After 24 to 72 hours, signs of kidney failure start to set in, including:
- Production of low volumes of urine, or no urine at all in severe cases
- Severe lethargy
Treatment for Antifreeze Poisoning in Dogs
If your dog has gotten into antifreeze, you may be wondering if there is something you can do at home to mitigate a poor outcome. The best thing you can do for your dog is to get them to a veterinary hospital as soon as possible. If you live far away from the nearest hospital, contact animal poison control or a veterinarian right away to see if they recommend that you induce vomiting before making the trip.
Once your dog is at the vet, your veterinarian may induce vomiting and/or feed them activated charcoal, a compound that binds up drugs. This option will only be effective if your dog was recently exposed to ethylene glycol, within about an hour, as the body very rapidly absorbs the substance.
If you are unsure if your dog got into antifreeze, your veterinarian will take a detailed history of what has been going on with your dog and ask about where your dog may roam. A thorough physical examination will be conducted to check for symptoms consistent with antifreeze poisoning and a specific blood test to check for the presence of ethylene glycol may be performed.

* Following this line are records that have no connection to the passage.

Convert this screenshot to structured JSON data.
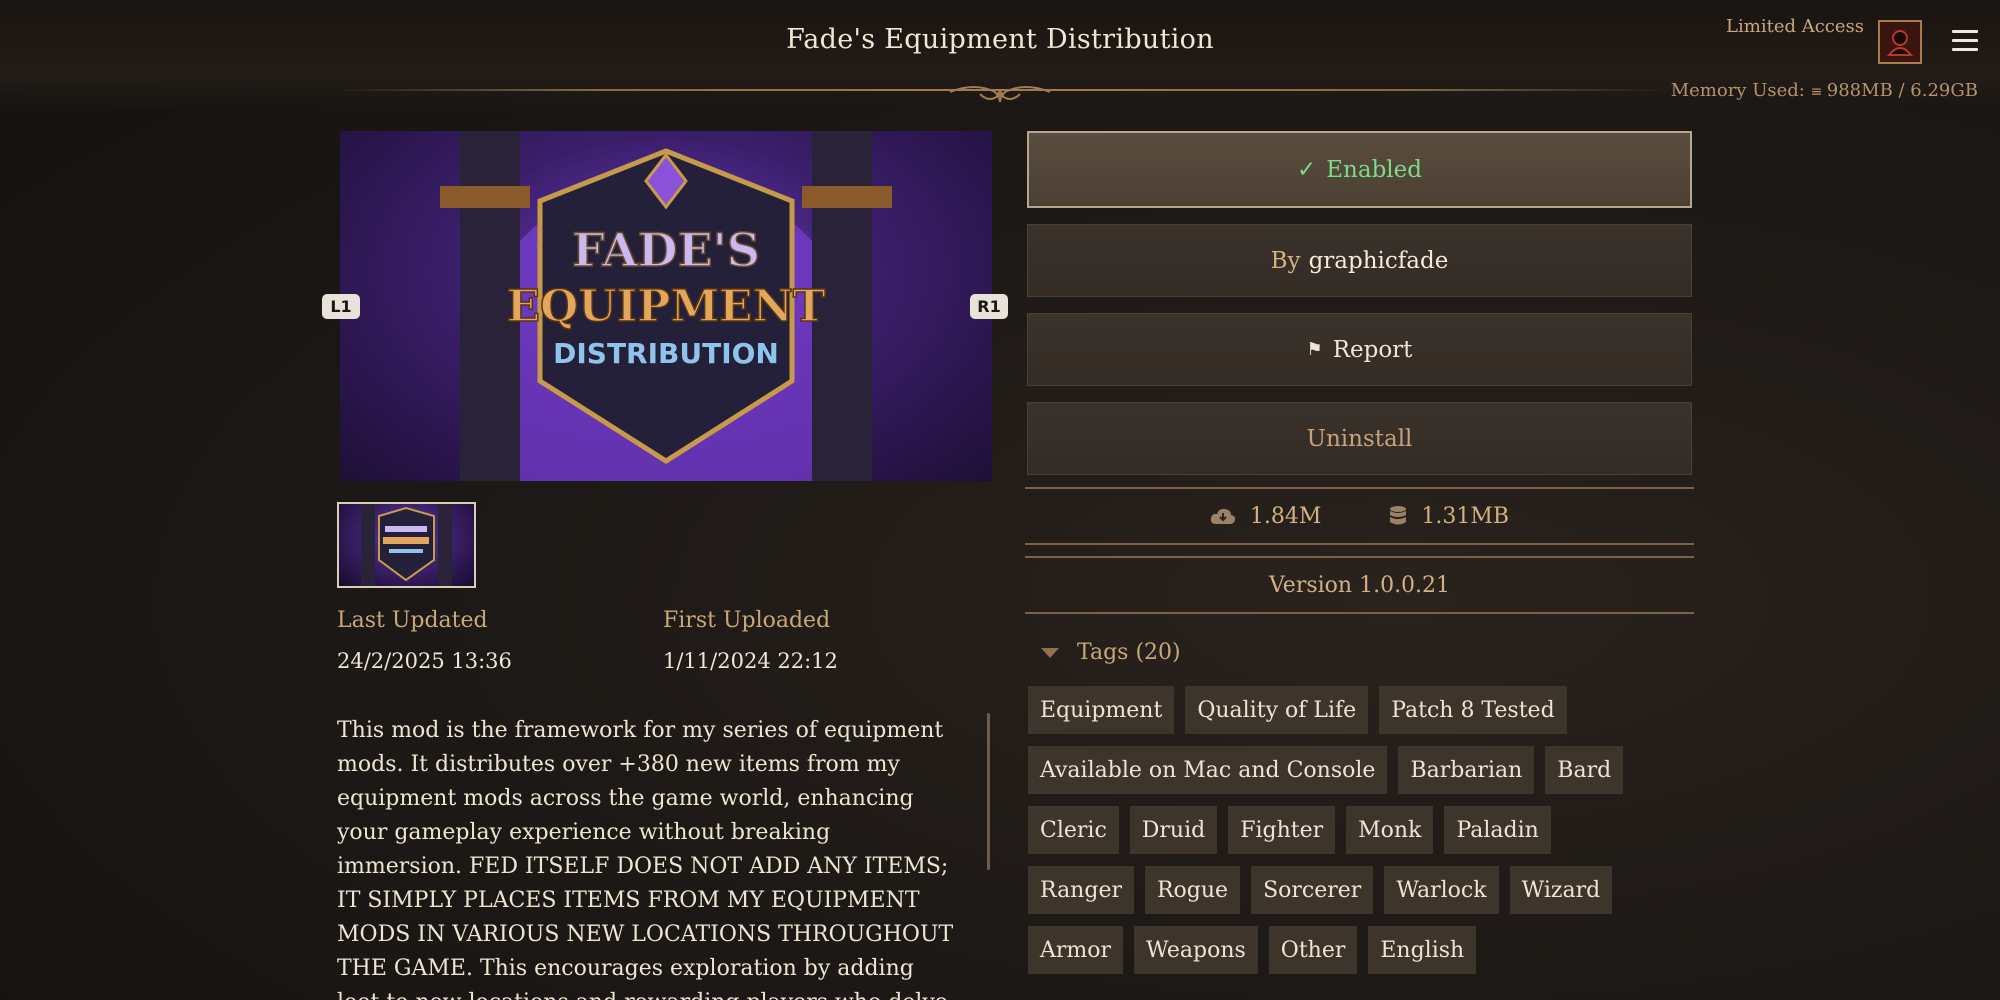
{
  "header": {
    "title": "Fade's Equipment Distribution",
    "limited_access": "Limited Access",
    "memory_label": "Memory Used:",
    "memory_value": "988MB / 6.29GB"
  },
  "gallery": {
    "prev_badge": "L1",
    "next_badge": "R1",
    "hero_logo": {
      "line1": "FADE'S",
      "line2": "EQUIPMENT",
      "line3": "DISTRIBUTION"
    }
  },
  "meta": {
    "last_updated_label": "Last Updated",
    "last_updated_value": "24/2/2025 13:36",
    "first_uploaded_label": "First Uploaded",
    "first_uploaded_value": "1/11/2024 22:12"
  },
  "description": "This mod is the framework for my series of equipment mods. It distributes over +380 new items from my equipment mods across the game world, enhancing your gameplay experience without breaking immersion. FED ITSELF DOES NOT ADD ANY ITEMS; IT SIMPLY PLACES ITEMS FROM MY EQUIPMENT MODS IN VARIOUS NEW LOCATIONS THROUGHOUT THE GAME. This encourages exploration by adding loot to new locations and rewarding players who delve into every corner of the game world. With",
  "actions": {
    "enabled_label": "Enabled",
    "author_prefix": "By",
    "author_name": "graphicfade",
    "report_label": "Report",
    "uninstall_label": "Uninstall"
  },
  "stats": {
    "downloads": "1.84M",
    "size": "1.31MB"
  },
  "version": "Version 1.0.0.21",
  "tags": {
    "header": "Tags (20)",
    "rows": [
      [
        "Equipment",
        "Quality of Life",
        "Patch 8 Tested"
      ],
      [
        "Available on Mac and Console",
        "Barbarian",
        "Bard"
      ],
      [
        "Cleric",
        "Druid",
        "Fighter",
        "Monk",
        "Paladin"
      ],
      [
        "Ranger",
        "Rogue",
        "Sorcerer",
        "Warlock",
        "Wizard"
      ],
      [
        "Armor",
        "Weapons",
        "Other",
        "English"
      ]
    ]
  },
  "colors": {
    "enabled_green": "#7dda8a",
    "accent_gold": "#c9a77a",
    "button_bg": "#3a322b"
  }
}
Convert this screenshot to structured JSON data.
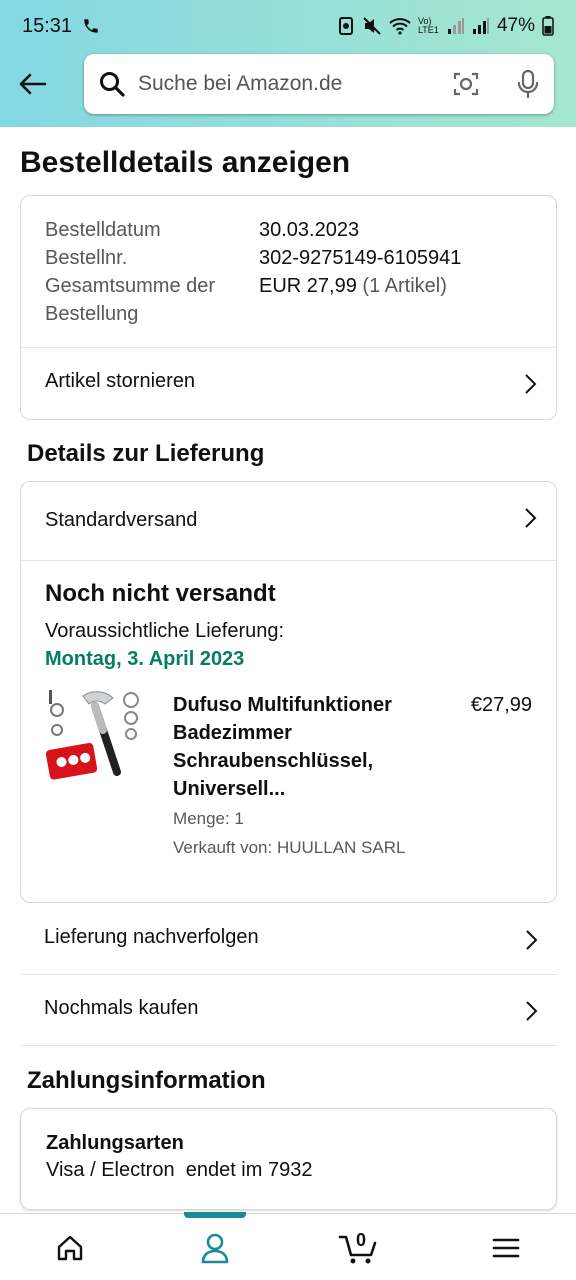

Your veterinarian will also want to run tests to look for signs of kidney damage.
A urinalysis will also be performed to look for abnormal urine concentrations consistent with a kidney injury and urinary crystals that often develop as a result of antifreeze ingestion. These crystals that form in the kidneys are responsible for much of the damage associated with antifreeze poisoning.
The most effective treatment for ethylene glycol ingestion is antidote therapy. This therapy must be initiated within 8 to 12 hours to be effective, but the sooner the better.
IV fluid therapy is also an important part of treatment as it helps flush the body of toxins, treats dehydration, and supports blood flow to the internal organs. In addition to antidote therapy, the most effective treatment for ethylene glycol toxicity is dialysis. This procedure utilizes a particular machine to remove toxins from the blood. Dialysis is the only therapy that may prevent death in dogs once signs of kidney failure have already developed. Dialysis is still a relatively new procedure in animals and there are currently just twenty-five facilities in the United States that offer this .
The prognosis for antifreeze poisoning in dogs is fair to good if treated intensively within 8 to 12 hours of ingestion. If a dog is already showing signs of kidney injury when treatment begins, the prognosis is poor.
The amount of time it will take your dog to recover from antifreeze ingestion depends on how quickly they were treated for it and how much antifreeze they ingested. This may range from days to weeks. Permanent kidney damage is possible.
Cost to Treat Antifreeze Poisoning in Dogs
Pet parents may be wondering how much they can expect to pay for antifreeze poisoning treatments. Costs vary greatly depending on your location and the type of veterinary facility but general estimates include:
- Physical exam: $40-$150
- Blood and urine testing: $200-$400 per day
- Abdominal ultrasound: $300-$500
- Antidote treatment: $250-$350
- IV fluid therapy: $150-$250 per day
- Hospitalization: $1,000-$2,000 per day
- Dialysis treatment: $3,500-$4,500 for two to three treatments
How to Prevent Your Dog From Getting Antifreeze Poisoning
The best thing that pet parents can do is to prevent their dogs from getting into antifreeze in the first place.
If you must use an antifreeze product, pick one that uses propylene glycol instead of ethylene glycol, as it is much less toxic to dogs. You should also check underneath your car and promptly clean up any puddles and fix any leaks.
Keep antifreeze containers securely closed and out of reach of pets. It’s also best to keep dogs indoors and out of garages, especially in freezing temperatures, as water will freeze over, making a thirsty dog seek out liquid antifreeze.